[Work item]
Copy out the entries exactly. Print them in full.

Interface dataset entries
>>>>
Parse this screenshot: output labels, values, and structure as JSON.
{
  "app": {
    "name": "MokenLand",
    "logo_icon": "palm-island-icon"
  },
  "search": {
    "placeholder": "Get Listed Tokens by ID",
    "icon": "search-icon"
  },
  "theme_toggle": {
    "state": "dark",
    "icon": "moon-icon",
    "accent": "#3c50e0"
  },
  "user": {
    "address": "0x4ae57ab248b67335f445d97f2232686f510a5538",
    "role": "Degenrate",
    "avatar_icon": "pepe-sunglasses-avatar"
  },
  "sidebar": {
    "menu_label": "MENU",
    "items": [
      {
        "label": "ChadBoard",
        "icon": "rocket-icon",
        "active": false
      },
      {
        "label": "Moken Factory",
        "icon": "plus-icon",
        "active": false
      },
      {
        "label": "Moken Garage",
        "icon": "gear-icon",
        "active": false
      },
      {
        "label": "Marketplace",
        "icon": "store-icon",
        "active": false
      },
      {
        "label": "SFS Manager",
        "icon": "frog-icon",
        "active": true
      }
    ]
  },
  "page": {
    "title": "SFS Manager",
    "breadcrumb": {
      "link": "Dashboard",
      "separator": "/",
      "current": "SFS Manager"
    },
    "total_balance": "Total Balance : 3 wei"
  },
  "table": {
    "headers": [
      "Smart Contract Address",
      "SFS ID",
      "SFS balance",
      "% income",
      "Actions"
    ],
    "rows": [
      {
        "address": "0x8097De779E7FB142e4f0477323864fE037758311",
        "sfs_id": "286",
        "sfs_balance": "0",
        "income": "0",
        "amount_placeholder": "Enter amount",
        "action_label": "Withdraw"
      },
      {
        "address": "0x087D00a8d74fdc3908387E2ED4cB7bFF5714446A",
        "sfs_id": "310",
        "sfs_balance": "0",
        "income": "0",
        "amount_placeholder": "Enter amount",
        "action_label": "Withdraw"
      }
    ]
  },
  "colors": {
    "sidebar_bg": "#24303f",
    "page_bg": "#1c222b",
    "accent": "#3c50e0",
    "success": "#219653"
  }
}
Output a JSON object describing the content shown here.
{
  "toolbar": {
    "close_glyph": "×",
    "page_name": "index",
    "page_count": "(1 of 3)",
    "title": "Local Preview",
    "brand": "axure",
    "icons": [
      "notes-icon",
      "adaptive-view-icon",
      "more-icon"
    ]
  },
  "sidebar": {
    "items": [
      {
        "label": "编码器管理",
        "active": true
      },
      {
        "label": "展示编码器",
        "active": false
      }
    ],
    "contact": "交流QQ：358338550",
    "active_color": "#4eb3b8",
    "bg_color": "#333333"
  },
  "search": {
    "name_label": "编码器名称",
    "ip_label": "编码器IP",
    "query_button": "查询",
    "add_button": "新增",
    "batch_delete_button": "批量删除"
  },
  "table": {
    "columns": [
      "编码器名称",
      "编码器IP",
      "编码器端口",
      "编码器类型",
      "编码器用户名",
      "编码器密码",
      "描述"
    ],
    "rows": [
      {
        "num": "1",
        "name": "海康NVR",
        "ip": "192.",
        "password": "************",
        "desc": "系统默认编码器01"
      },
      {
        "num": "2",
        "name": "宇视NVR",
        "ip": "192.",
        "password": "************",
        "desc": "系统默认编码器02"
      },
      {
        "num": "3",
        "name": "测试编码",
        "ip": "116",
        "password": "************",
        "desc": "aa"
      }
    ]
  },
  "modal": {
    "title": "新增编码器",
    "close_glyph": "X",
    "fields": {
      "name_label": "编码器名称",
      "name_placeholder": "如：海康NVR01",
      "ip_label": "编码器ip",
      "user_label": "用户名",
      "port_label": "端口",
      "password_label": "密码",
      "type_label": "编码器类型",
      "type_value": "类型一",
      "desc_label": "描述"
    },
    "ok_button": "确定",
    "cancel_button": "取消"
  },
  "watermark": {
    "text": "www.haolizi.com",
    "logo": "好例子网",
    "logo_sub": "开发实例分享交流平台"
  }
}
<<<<
[Answer section]
Parse this screenshot: output labels, values, and structure as JSON.
{
  "app": {
    "name": "MokenLand",
    "logo_icon": "palm-island-icon"
  },
  "search": {
    "placeholder": "Get Listed Tokens by ID",
    "icon": "search-icon"
  },
  "theme_toggle": {
    "state": "dark",
    "icon": "moon-icon",
    "accent": "#3c50e0"
  },
  "user": {
    "address": "0x4ae57ab248b67335f445d97f2232686f510a5538",
    "role": "Degenrate",
    "avatar_icon": "pepe-sunglasses-avatar"
  },
  "sidebar": {
    "menu_label": "MENU",
    "items": [
      {
        "label": "ChadBoard",
        "icon": "rocket-icon",
        "active": false
      },
      {
        "label": "Moken Factory",
        "icon": "plus-icon",
        "active": false
      },
      {
        "label": "Moken Garage",
        "icon": "gear-icon",
        "active": false
      },
      {
        "label": "Marketplace",
        "icon": "store-icon",
        "active": false
      },
      {
        "label": "SFS Manager",
        "icon": "frog-icon",
        "active": true
      }
    ]
  },
  "page": {
    "title": "SFS Manager",
    "breadcrumb": {
      "link": "Dashboard",
      "separator": "/",
      "current": "SFS Manager"
    },
    "total_balance": "Total Balance : 3 wei"
  },
  "table": {
    "headers": [
      "Smart Contract Address",
      "SFS ID",
      "SFS balance",
      "% income",
      "Actions"
    ],
    "rows": [
      {
        "address": "0x8097De779E7FB142e4f0477323864fE037758311",
        "sfs_id": "286",
        "sfs_balance": "0",
        "income": "0",
        "amount_placeholder": "Enter amount",
        "action_label": "Withdraw"
      },
      {
        "address": "0x087D00a8d74fdc3908387E2ED4cB7bFF5714446A",
        "sfs_id": "310",
        "sfs_balance": "0",
        "income": "0",
        "amount_placeholder": "Enter amount",
        "action_label": "Withdraw"
      }
    ]
  },
  "colors": {
    "sidebar_bg": "#24303f",
    "page_bg": "#1c222b",
    "accent": "#3c50e0",
    "success": "#219653"
  }
}
Output a JSON object describing the content shown here.
{
  "toolbar": {
    "close_glyph": "×",
    "page_name": "index",
    "page_count": "(1 of 3)",
    "title": "Local Preview",
    "brand": "axure",
    "icons": [
      "notes-icon",
      "adaptive-view-icon",
      "more-icon"
    ]
  },
  "sidebar": {
    "items": [
      {
        "label": "编码器管理",
        "active": true
      },
      {
        "label": "展示编码器",
        "active": false
      }
    ],
    "contact": "交流QQ：358338550",
    "active_color": "#4eb3b8",
    "bg_color": "#333333"
  },
  "search": {
    "name_label": "编码器名称",
    "ip_label": "编码器IP",
    "query_button": "查询",
    "add_button": "新增",
    "batch_delete_button": "批量删除"
  },
  "table": {
    "columns": [
      "编码器名称",
      "编码器IP",
      "编码器端口",
      "编码器类型",
      "编码器用户名",
      "编码器密码",
      "描述"
    ],
    "rows": [
      {
        "num": "1",
        "name": "海康NVR",
        "ip": "192.",
        "password": "************",
        "desc": "系统默认编码器01"
      },
      {
        "num": "2",
        "name": "宇视NVR",
        "ip": "192.",
        "password": "************",
        "desc": "系统默认编码器02"
      },
      {
        "num": "3",
        "name": "测试编码",
        "ip": "116",
        "password": "************",
        "desc": "aa"
      }
    ]
  },
  "modal": {
    "title": "新增编码器",
    "close_glyph": "X",
    "fields": {
      "name_label": "编码器名称",
      "name_placeholder": "如：海康NVR01",
      "ip_label": "编码器ip",
      "user_label": "用户名",
      "port_label": "端口",
      "password_label": "密码",
      "type_label": "编码器类型",
      "type_value": "类型一",
      "desc_label": "描述"
    },
    "ok_button": "确定",
    "cancel_button": "取消"
  },
  "watermark": {
    "text": "www.haolizi.com",
    "logo": "好例子网",
    "logo_sub": "开发实例分享交流平台"
  }
}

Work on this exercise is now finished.